Tech Meetup Group Density

Tech Meetup Group Density in North Carolina (Meetup groups per million population)

  • Triangle – 50.1
  • Asheville – 25.6
  • Charlotte – 21.0
  • Wilmington – 19.4
  • Triad – 9.9
  • Fayetteville – 8.0


For the number of meetup groups in an area, we used the Tech Tank summaries of the Tech Meetup groups in the Triangle, Triad and Charlotte areas. We felt that there was a large difference in the number of Tech meetup groups in the 3 areas, so we looked to normalize the data and used the population of the Metropolitan Statistical Areas (MSA’s).

For population we went to the Wikipedia page for North Carolina Statistical Areas. The population numbers are as of July 1, 2011, as estimated by the United States Census Bureau, and the Core-based Statistical Areas are defined per the United States Office of Management and Budget. For the Triangle, we combined the MSA’s for Raleigh-Cary and Durham. For the Triad, we combined the MSA’s for Greensboro-High Point and Winston-Salem. The population data is not exhaustively collected and we used the Wikipedia summary page for convenience rather than rigor, but we feel that the numbers provide a good basis for our evaluation.

The number of Tech Meetup Groups is developed by a review of all groups on within 50 miles of a City. We selected the groups that we feel are Tech based and also included a few others that we are aware of that do not use Our experience is that Tech groups list their meetings on since this is where Techies look for interesting meetings to attend.
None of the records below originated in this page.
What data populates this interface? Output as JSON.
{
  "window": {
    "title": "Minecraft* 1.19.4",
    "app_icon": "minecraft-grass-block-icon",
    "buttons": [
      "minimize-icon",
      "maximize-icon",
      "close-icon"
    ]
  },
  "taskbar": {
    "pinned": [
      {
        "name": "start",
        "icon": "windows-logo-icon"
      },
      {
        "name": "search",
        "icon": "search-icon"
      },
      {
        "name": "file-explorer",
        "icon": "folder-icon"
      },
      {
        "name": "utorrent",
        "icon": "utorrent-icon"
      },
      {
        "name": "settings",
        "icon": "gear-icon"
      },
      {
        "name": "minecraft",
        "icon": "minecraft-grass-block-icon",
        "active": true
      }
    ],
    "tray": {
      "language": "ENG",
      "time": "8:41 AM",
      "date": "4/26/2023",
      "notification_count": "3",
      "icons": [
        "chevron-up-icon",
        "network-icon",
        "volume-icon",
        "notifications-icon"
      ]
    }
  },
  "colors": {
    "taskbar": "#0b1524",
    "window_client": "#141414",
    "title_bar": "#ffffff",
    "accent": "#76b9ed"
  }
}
Chapters of possibly Tech related trade organizations do not appear in the numbers.

What Do You Think?

We are interested in what you think about this analysis or if we are missing out on a number of Tech meetup groups (eg. maybe an area uses something other than Leave your comments below or contact Ian Henshaw directly.